PROMPT: Working from the listing below, pick each line containing the word "colors" and copy it.
■ ■ ■
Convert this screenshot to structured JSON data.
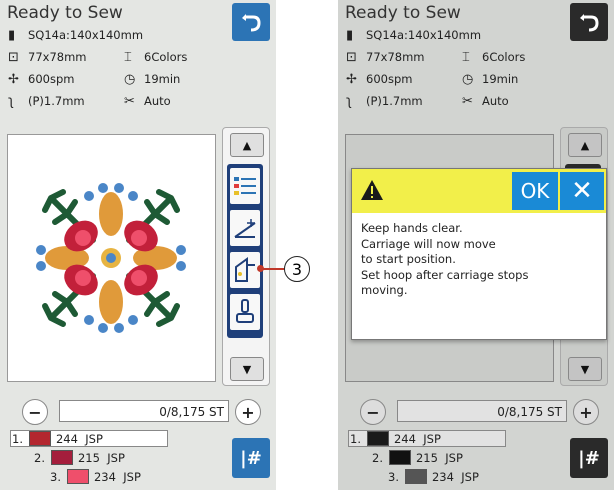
{
  "left": {
    "title": "Ready to Sew",
    "info": {
      "pattern_name": "SQ14a:140x140mm",
      "size": "77x78mm",
      "colors": "6Colors",
      "speed": "600spm",
      "time": "19min",
      "stitch": "(P)1.7mm",
      "thread": "Auto"
    },
    "stitch_counter": "0/8,175 ST",
    "color_list": [
      {
        "index": "1.",
        "code": "244",
        "brand": "JSP",
        "color": "#b3262f"
      },
      {
        "index": "2.",
        "code": "215",
        "brand": "JSP",
        "color": "#a41e3c"
      },
      {
        "index": "3.",
        "code": "234",
        "brand": "JSP",
        "color": "#ef4f6b"
      }
    ],
    "callout": "3"
  },
  "right": {
    "title": "Ready to Sew",
    "info": {
      "pattern_name": "SQ14a:140x140mm",
      "size": "77x78mm",
      "colors": "6Colors",
      "speed": "600spm",
      "time": "19min",
      "stitch": "(P)1.7mm",
      "thread": "Auto"
    },
    "stitch_counter": "0/8,175 ST",
    "color_list": [
      {
        "index": "1.",
        "code": "244",
        "brand": "JSP",
        "color": "#1a1a1a"
      },
      {
        "index": "2.",
        "code": "215",
        "brand": "JSP",
        "color": "#111111"
      },
      {
        "index": "3.",
        "code": "234",
        "brand": "JSP",
        "color": "#555555"
      }
    ],
    "dialog": {
      "ok_label": "OK",
      "close_label": "✕",
      "message_lines": [
        "Keep hands clear.",
        "Carriage will now move",
        "to start position.",
        "Set hoop after carriage stops",
        "moving."
      ]
    }
  },
  "buttons": {
    "minus": "−",
    "plus": "+",
    "up": "▲",
    "down": "▼",
    "jump": "|#"
  },
  "icons": {
    "back": "back-arrow-icon",
    "pattern": "pattern-icon",
    "size": "hoop-size-icon",
    "colors": "thread-spool-icon",
    "speed": "speed-icon",
    "time": "clock-icon",
    "stitch": "needle-icon",
    "thread": "scissors-icon"
  }
}
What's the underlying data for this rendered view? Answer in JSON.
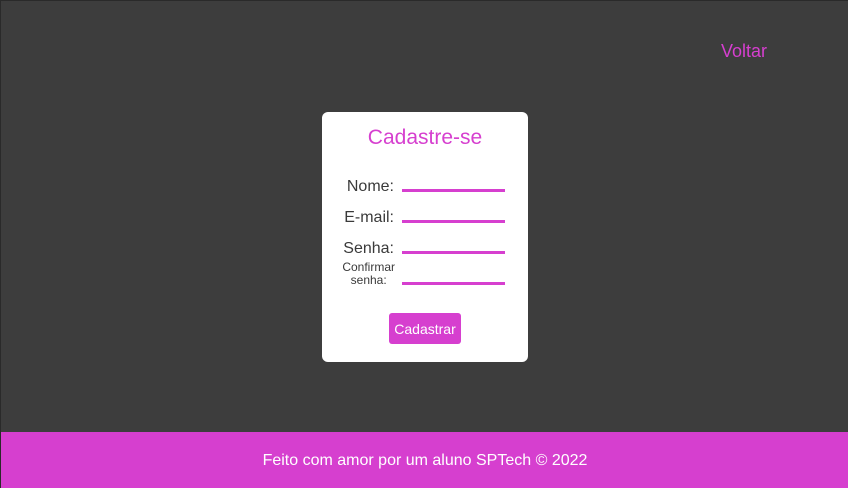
{
  "header": {
    "back_link": "Voltar"
  },
  "form": {
    "title": "Cadastre-se",
    "fields": [
      {
        "label": "Nome:",
        "value": ""
      },
      {
        "label": "E-mail:",
        "value": ""
      },
      {
        "label": "Senha:",
        "value": ""
      },
      {
        "label_line1": "Confirmar",
        "label_line2": "senha:",
        "value": ""
      }
    ],
    "submit_label": "Cadastrar"
  },
  "footer": {
    "text": "Feito com amor por um aluno SPTech © 2022"
  },
  "colors": {
    "background": "#3d3d3d",
    "accent": "#d63fcf",
    "card": "#ffffff",
    "text": "#3a3a3a"
  }
}
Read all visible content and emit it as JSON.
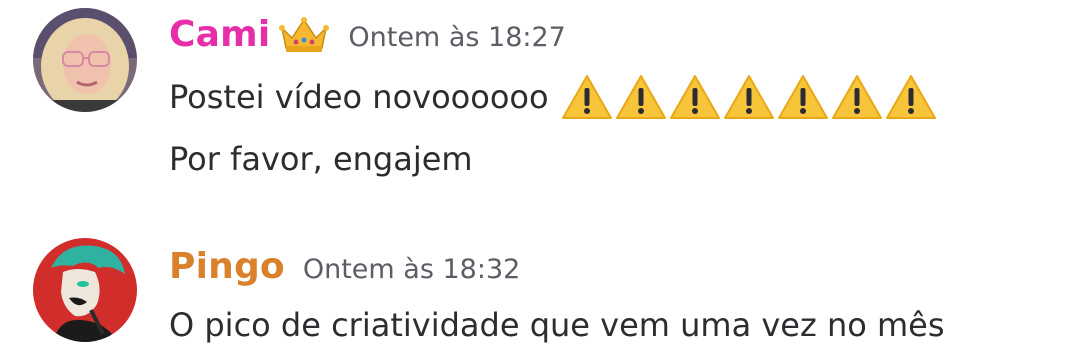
{
  "messages": [
    {
      "author": "Cami",
      "author_color": "#e62ea8",
      "badge_icon": "crown-icon",
      "timestamp": "Ontem às 18:27",
      "lines": [
        "Postei vídeo novoooooo",
        "Por favor, engajem"
      ],
      "trailing_icons": {
        "icon": "warning-icon",
        "count": 7
      }
    },
    {
      "author": "Pingo",
      "author_color": "#d9822b",
      "timestamp": "Ontem às 18:32",
      "lines": [
        "O pico de criatividade que vem uma vez no mês"
      ]
    }
  ]
}
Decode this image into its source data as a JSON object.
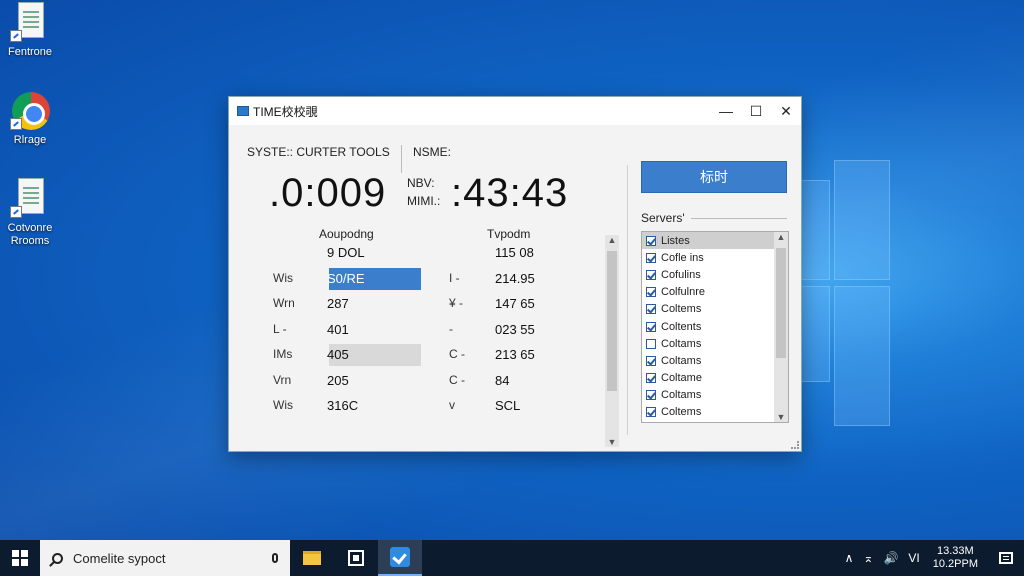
{
  "desktop": {
    "icons": [
      {
        "label": "Fentrone"
      },
      {
        "label": "Rlrage"
      },
      {
        "label": "Cotvonre Rrooms"
      }
    ]
  },
  "window": {
    "title": "TIME校校覗",
    "minimize": "—",
    "maximize": "☐",
    "close": "✕",
    "system_label": "SYSTE:: CURTER TOOLS",
    "name_label": "NSME:",
    "time_left": ".0:009",
    "nbv_label": "NBV:",
    "mimi_label": "MIMI.:",
    "time_right": ":43:43",
    "col_left_header": "Aoupodng",
    "col_right_header": "Tvpodm",
    "rows": [
      {
        "l1": "",
        "v1": "9 DOL",
        "l2": "",
        "v2": "115 08"
      },
      {
        "l1": "Wis",
        "v1": "S0/RE",
        "l2": "I -",
        "v2": "214.95"
      },
      {
        "l1": "Wrn",
        "v1": "287",
        "l2": "¥ -",
        "v2": "147 65"
      },
      {
        "l1": "L -",
        "v1": "401",
        "l2": "-",
        "v2": "023 55"
      },
      {
        "l1": "IMs",
        "v1": "405",
        "l2": "C -",
        "v2": "213 65"
      },
      {
        "l1": "Vrn",
        "v1": "205",
        "l2": "C -",
        "v2": "84"
      },
      {
        "l1": "Wis",
        "v1": "316C",
        "l2": "v",
        "v2": "SCL"
      }
    ],
    "action_button": "标时",
    "servers_label": "Servers'",
    "server_list": [
      {
        "label": "Listes",
        "checked": true
      },
      {
        "label": "Cofle ins",
        "checked": true
      },
      {
        "label": "Cofulins",
        "checked": true
      },
      {
        "label": "Colfulnre",
        "checked": true
      },
      {
        "label": "Coltems",
        "checked": true
      },
      {
        "label": "Coltents",
        "checked": true
      },
      {
        "label": "Coltams",
        "checked": false
      },
      {
        "label": "Coltams",
        "checked": true
      },
      {
        "label": "Coltame",
        "checked": true
      },
      {
        "label": "Coltams",
        "checked": true
      },
      {
        "label": "Coltems",
        "checked": true
      }
    ]
  },
  "taskbar": {
    "search_text": "Comelite sypoct",
    "tray_chevron": "∧",
    "tray_network": "⌅",
    "tray_volume": "🔊",
    "tray_lang": "VI",
    "clock_time": "13.33M",
    "clock_date": "10.2PPM"
  }
}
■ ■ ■
THE COMPLETED TASK:
      "colors": "6Colors",
      "colors": "6Colors",
    "colors": "thread-spool-icon",
  "colors": {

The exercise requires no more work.